- Opening Delimiter -
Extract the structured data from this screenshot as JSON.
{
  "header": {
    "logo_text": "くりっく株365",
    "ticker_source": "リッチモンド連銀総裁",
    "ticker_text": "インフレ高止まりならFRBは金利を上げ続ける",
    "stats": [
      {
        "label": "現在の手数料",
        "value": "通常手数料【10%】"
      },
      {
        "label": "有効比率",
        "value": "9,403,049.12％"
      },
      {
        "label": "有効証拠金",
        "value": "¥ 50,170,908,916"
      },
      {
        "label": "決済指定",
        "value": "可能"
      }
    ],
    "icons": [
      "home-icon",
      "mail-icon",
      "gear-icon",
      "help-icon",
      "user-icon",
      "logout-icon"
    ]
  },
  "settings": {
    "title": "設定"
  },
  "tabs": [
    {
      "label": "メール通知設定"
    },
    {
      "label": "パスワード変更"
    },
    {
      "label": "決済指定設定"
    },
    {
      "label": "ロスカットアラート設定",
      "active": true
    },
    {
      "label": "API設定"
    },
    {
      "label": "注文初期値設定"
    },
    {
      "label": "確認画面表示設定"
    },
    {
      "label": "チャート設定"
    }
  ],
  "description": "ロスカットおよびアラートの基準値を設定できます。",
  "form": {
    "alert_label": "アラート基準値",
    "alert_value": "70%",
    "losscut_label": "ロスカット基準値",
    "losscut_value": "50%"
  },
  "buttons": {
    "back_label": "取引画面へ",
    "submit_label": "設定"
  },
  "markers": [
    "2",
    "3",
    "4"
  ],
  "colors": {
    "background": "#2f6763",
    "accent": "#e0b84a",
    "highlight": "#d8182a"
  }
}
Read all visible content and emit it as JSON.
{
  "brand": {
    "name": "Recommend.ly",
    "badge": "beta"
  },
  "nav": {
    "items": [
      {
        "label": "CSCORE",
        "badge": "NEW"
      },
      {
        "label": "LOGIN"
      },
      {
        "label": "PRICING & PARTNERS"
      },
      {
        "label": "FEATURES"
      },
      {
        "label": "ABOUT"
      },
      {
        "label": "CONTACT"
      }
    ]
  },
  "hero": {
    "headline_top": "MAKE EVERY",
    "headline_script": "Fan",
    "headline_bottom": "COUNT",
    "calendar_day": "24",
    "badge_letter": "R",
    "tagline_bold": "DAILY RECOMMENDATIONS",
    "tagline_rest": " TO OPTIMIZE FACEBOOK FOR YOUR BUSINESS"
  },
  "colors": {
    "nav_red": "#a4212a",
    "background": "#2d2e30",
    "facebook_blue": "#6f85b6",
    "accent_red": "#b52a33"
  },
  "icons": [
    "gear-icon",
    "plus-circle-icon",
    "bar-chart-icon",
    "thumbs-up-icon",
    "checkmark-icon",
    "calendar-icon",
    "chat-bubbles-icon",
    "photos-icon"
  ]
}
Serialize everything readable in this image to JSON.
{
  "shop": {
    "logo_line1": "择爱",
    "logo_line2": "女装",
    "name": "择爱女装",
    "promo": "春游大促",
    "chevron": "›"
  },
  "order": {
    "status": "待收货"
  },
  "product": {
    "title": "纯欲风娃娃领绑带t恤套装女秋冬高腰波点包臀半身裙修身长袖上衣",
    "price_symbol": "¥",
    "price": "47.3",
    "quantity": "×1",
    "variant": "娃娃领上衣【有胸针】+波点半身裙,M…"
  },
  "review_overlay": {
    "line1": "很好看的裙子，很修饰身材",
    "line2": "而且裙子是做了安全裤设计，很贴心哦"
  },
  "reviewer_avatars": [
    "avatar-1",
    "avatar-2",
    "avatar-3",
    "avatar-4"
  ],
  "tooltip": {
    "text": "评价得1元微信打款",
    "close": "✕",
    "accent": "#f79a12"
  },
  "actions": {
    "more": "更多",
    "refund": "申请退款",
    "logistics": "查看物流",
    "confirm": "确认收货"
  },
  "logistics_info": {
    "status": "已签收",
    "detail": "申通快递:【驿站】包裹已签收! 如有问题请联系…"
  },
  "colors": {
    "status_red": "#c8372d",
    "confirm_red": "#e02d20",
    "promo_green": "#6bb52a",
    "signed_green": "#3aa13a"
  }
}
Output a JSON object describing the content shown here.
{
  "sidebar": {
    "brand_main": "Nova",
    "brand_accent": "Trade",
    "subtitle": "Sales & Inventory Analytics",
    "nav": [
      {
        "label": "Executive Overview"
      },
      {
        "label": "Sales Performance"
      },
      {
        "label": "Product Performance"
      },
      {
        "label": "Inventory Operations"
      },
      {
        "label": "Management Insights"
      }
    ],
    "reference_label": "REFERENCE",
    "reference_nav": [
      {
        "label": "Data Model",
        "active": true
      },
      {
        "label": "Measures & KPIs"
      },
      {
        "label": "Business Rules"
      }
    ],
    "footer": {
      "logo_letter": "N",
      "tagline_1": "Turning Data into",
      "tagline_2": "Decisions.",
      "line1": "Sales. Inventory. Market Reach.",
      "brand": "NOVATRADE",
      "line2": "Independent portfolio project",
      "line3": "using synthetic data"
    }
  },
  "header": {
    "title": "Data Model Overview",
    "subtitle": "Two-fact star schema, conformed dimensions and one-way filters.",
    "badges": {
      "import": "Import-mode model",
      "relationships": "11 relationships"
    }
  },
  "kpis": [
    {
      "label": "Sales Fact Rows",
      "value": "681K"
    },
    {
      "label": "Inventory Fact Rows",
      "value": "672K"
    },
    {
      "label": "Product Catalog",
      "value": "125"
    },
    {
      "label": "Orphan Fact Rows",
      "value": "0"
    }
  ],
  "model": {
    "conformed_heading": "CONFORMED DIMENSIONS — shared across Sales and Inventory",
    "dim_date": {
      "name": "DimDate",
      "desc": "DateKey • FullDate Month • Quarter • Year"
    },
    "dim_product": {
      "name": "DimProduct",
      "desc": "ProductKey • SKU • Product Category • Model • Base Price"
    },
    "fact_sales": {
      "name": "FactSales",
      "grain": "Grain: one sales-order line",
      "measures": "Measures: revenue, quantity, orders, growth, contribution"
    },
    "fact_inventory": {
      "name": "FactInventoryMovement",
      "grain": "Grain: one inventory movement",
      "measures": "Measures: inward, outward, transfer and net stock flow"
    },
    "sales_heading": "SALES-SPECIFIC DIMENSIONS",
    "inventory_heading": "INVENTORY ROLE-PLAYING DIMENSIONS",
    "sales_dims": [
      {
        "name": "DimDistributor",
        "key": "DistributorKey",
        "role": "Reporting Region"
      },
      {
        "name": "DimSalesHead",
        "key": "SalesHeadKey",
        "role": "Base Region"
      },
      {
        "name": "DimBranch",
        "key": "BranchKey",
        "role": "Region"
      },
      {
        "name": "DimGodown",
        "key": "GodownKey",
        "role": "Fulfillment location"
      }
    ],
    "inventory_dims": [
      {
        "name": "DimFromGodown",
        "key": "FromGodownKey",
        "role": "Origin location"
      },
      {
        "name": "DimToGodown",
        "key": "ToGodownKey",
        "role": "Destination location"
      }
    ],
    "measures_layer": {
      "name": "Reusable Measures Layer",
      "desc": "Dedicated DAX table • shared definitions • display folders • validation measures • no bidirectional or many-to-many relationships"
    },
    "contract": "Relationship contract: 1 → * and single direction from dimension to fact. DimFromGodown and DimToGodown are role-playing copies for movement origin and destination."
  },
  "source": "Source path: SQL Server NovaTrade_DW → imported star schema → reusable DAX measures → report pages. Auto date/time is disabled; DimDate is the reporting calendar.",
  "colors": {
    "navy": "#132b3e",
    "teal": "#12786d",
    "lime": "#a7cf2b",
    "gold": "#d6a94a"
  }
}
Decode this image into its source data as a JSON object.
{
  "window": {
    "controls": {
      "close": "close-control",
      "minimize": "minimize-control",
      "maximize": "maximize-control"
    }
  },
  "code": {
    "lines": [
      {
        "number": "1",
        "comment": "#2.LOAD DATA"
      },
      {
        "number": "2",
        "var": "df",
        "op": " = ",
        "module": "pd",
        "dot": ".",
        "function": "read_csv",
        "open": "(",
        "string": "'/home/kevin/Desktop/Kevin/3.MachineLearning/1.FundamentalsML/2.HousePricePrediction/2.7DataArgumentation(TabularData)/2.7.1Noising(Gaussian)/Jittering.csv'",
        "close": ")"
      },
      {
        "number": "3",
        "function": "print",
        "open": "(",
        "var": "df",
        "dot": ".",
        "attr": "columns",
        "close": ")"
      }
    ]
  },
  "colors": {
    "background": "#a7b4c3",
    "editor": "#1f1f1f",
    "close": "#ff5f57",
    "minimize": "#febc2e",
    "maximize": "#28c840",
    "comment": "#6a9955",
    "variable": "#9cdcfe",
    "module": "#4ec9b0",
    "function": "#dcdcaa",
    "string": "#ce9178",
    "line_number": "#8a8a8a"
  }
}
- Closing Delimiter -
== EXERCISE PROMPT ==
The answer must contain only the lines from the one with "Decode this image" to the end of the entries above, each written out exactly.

== ANSWER TO THIS TASK ==
Decode this image into its source data as a JSON object.
{
  "window": {
    "controls": {
      "close": "close-control",
      "minimize": "minimize-control",
      "maximize": "maximize-control"
    }
  },
  "code": {
    "lines": [
      {
        "number": "1",
        "comment": "#2.LOAD DATA"
      },
      {
        "number": "2",
        "var": "df",
        "op": " = ",
        "module": "pd",
        "dot": ".",
        "function": "read_csv",
        "open": "(",
        "string": "'/home/kevin/Desktop/Kevin/3.MachineLearning/1.FundamentalsML/2.HousePricePrediction/2.7DataArgumentation(TabularData)/2.7.1Noising(Gaussian)/Jittering.csv'",
        "close": ")"
      },
      {
        "number": "3",
        "function": "print",
        "open": "(",
        "var": "df",
        "dot": ".",
        "attr": "columns",
        "close": ")"
      }
    ]
  },
  "colors": {
    "background": "#a7b4c3",
    "editor": "#1f1f1f",
    "close": "#ff5f57",
    "minimize": "#febc2e",
    "maximize": "#28c840",
    "comment": "#6a9955",
    "variable": "#9cdcfe",
    "module": "#4ec9b0",
    "function": "#dcdcaa",
    "string": "#ce9178",
    "line_number": "#8a8a8a"
  }
}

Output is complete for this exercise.